Recent figures suggest that alcoholism has risen significantly in the last few years. Over 1.2 million admissions into hospital each year due to alcohol abuse are recorded in the UK. There has been a great deal of progress made in recent years in relation to the treatment of addiction, and a lot of money has been spent promoting the dangers of binge drinking. Why, then, is the situation continuing to get worse? There are a number of possible reasons why alcoholism is on the rise in western countries – we have listed a few in the below paragraphs.
Modern Living Can Be Incredibly Stressful
People today tend to be under a great deal of pressure, with the demands of modern living incredibly stressful. Drinking alcohol can appear a quick way to unwind at the end of the day, so it is easy to see how this could quickly become a habit. It is probably the case that the majority of alcoholics start by self-medicating their worries and concerns, so the slide into addiction can happen so subtly that they do not even notice.
Social Media is Encouraging Irresponsible Drinking
There is no doubt that the internet has been a powerful force for teaching people about the dangers of alcohol abuse, but it has also made the problem worse in some ways. Social media has become a way for individuals to share their drunken exploits online; and it has led to an increase in the number of people playing dangerous drinking games as well. There have already been reports of deaths due to social media drinking games.
Alcohol is Too Cheap
One of the factors that may be leading to increased rates of alcoholism is been the availability of cheap alcohol in the UK. In the past, it has been possible to go to the supermarket and make savings by buying alcohol in bulk (for example, three bottles of wine for the price of two). The fact that people were buying more will have encouraged them to drink more. It does seem likely that there will soon be new laws prohibiting the sale of cheap alcohol, but a lot of damage has already been done because of it.

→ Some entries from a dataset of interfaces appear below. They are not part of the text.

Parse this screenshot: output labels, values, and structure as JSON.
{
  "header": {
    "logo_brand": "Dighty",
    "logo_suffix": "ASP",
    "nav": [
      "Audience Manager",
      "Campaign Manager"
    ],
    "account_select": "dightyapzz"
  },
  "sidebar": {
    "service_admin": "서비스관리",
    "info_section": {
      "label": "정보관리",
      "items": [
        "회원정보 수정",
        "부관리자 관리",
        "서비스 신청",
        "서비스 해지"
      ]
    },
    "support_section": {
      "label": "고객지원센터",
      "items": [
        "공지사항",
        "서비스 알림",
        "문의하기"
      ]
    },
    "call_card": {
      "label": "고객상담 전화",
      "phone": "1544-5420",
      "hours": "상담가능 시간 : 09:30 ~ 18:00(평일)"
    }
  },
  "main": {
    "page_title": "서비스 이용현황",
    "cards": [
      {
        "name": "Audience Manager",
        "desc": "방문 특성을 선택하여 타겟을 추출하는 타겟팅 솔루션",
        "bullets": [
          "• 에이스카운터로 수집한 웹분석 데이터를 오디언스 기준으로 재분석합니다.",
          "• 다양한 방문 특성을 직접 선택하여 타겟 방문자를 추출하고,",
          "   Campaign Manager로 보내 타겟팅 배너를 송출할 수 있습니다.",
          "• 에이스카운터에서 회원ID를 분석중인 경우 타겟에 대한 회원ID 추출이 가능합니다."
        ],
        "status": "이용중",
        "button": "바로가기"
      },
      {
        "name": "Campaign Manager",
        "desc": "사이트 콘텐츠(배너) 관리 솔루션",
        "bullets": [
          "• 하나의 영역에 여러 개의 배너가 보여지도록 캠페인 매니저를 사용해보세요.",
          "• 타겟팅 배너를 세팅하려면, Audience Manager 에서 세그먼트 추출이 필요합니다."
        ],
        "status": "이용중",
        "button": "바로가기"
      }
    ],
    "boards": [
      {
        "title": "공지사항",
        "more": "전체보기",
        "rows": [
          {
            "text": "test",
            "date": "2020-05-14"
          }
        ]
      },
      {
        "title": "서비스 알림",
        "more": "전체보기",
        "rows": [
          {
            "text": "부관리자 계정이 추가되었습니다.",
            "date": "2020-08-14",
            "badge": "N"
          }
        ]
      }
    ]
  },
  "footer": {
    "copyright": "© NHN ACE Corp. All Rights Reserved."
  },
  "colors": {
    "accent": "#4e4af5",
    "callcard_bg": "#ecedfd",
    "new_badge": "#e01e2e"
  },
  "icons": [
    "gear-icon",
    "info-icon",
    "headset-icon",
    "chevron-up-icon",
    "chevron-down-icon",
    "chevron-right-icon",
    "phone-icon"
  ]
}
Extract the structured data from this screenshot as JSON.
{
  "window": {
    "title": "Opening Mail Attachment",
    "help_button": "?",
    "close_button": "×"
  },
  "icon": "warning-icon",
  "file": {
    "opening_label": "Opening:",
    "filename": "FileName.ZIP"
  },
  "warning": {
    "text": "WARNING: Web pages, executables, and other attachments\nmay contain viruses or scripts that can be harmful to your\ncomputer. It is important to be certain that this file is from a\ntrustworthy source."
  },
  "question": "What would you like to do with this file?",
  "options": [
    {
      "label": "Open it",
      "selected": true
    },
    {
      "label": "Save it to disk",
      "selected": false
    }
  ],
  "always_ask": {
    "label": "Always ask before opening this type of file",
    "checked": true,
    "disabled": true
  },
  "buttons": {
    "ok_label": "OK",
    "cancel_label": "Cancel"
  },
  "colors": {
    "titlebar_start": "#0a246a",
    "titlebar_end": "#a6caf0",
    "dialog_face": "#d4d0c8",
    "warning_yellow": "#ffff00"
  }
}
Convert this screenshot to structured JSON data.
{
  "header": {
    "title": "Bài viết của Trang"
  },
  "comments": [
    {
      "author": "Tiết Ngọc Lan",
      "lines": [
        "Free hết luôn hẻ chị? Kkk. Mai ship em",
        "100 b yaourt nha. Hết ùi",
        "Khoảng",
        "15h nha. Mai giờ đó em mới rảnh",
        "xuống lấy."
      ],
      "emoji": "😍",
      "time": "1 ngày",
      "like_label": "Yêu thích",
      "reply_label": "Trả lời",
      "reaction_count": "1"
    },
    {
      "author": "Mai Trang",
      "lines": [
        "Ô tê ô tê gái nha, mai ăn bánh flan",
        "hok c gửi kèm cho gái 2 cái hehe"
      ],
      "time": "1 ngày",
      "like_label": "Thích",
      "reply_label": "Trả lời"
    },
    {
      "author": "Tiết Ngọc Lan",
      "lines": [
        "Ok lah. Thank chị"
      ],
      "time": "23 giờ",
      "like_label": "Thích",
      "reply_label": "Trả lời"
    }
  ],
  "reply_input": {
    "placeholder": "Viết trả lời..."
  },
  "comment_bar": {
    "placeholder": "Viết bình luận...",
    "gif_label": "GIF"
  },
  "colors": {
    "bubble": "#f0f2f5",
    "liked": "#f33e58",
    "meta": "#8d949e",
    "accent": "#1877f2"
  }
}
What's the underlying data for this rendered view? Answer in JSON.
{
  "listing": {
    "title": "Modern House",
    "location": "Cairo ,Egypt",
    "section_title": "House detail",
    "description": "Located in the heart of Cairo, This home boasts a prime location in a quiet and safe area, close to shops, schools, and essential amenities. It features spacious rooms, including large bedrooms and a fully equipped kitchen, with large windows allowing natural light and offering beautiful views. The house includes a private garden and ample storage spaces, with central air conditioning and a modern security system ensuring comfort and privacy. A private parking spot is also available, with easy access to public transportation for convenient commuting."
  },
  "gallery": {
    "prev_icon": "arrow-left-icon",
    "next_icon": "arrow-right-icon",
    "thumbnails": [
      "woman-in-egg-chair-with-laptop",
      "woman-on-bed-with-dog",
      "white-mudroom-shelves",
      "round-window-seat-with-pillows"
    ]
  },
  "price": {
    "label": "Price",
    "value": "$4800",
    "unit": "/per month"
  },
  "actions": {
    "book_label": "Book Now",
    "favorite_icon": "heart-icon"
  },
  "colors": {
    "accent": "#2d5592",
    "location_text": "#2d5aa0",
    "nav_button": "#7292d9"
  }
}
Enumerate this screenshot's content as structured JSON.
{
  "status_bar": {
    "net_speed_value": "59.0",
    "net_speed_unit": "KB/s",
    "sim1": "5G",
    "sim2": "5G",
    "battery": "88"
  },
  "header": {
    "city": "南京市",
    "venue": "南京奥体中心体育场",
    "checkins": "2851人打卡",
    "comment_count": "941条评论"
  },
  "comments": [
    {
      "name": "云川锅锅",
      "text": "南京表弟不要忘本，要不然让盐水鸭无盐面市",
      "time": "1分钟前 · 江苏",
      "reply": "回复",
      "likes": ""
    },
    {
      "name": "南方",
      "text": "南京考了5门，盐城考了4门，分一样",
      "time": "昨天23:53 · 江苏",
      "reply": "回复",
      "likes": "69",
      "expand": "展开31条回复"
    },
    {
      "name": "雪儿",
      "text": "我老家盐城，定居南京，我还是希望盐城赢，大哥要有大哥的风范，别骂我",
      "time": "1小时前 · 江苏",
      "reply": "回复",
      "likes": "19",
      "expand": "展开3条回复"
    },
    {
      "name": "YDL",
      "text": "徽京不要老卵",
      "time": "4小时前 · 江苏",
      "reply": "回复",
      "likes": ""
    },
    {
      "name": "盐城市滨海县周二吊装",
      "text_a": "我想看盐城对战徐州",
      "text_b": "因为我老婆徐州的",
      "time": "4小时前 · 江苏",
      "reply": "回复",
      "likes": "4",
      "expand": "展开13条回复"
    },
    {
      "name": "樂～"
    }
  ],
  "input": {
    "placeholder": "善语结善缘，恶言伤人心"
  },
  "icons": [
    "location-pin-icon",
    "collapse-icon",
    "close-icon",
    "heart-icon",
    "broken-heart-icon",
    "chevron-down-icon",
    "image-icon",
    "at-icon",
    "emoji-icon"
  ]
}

Elderly alcohol abuse used to be described as a hidden epidemic, but the effects of older people caught up in addiction are becoming more noticeable. The UK has an ageing populating, and there is a risk of people turning to alcohol after they retire. This can happen due to loneliness, a sense of loss of purpose, or just dealing with the fears of getting old. Even those who have been safely drinking alcohol for years can become alcoholics in retirement.
Loss of Sense of Community
There is far less a sense of community in the UK than there were a couple of decades ago. There has never been a time in history when so many people feel isolated in society. One way to deal with this loneliness and alienation can be to turn to alcohol or drugs. This isolation can also mean that the person has already developed a serious alcohol problem before the symptoms become noticeable to others – if it is noticed at all.
Underage drinking continues to be a huge problem in the UK, and there is no evidence that this is getting any less of a problem. The younger a person is when they start drinking alcohol, the more likely they are to be an alcoholic later on in life.